Growing up in Birmingham during the 70’s and 80’s with an Irish Republican father meant the St George Cross and to a greater extent, the Union Jack symbolised more than a token of where you were from and where you belonged. With the troubles in the north of Ireland, the flags were a potent symbol of which side of the divide you stood. In Britain, used by the National Front, they became synonymous with right-wing political views and a rudimentary form of nationalism.
Today these flags hang from tower blocks and are proudly displayed in the windows of houses. It is easy to dismiss them as remnants left over from celebrations of what it is to be English and what it is to be British. For me, they take on a darker meaning, almost like outposts, the last bastion and one last stand. It was said of the British Empire, “ The sun never set and the blood never dried.” So with remnants of its colonial past still hanging on and its attitudes to multiculturalism, psychologically I think, it can be argued that the English still see Britain as an Empire.
Previously my work has touched on what it was to be second generation Irish in England, realising early on that it was not about being Irish but about not feeling English or more importantly British. For the English, I think the two are the same. The heart of the Empire was England and the English. So when a Union Jack is hung in a window of a house, the same feelings of nationality will resonate with the house in the next street proudly displaying the St George Cross.
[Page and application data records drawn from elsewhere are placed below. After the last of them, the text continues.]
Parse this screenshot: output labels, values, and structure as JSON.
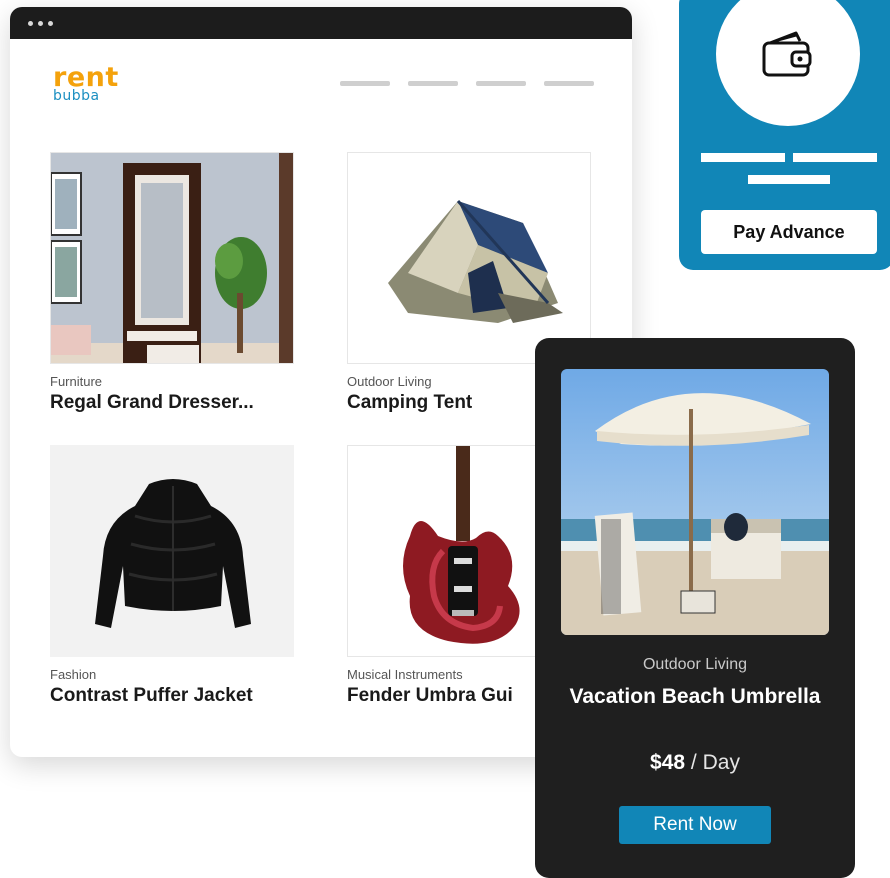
{
  "brand": {
    "logo_top": "rent",
    "logo_bottom": "bubba"
  },
  "products": [
    {
      "category": "Furniture",
      "name": "Regal Grand Dresser..."
    },
    {
      "category": "Outdoor Living",
      "name": "Camping Tent"
    },
    {
      "category": "Fashion",
      "name": "Contrast Puffer Jacket"
    },
    {
      "category": "Musical Instruments",
      "name": "Fender Umbra Gui"
    }
  ],
  "pay_panel": {
    "button_label": "Pay Advance",
    "icon": "wallet-icon"
  },
  "detail": {
    "category": "Outdoor Living",
    "name": "Vacation Beach Umbrella",
    "price": "$48",
    "price_unit": " / Day",
    "button_label": "Rent Now"
  },
  "colors": {
    "accent": "#1186b7",
    "brand_orange": "#f4a20c",
    "dark_card": "#1f1f1f"
  }
}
So with this as my starting point, by referencing dates of 12 notable events from my life growing up in the 70’s and 80’s and by looking at a past where society was more political (even for a 10 year old growing up in Birmingham) I hope it will make the viewer ask questions about where we are today. What does it mean to live in a multicultural society? What is it to be political within that society? The last point for me is especially important, as we seem to be living in a time that is as brutal as it was when I was growing up in Birmingham.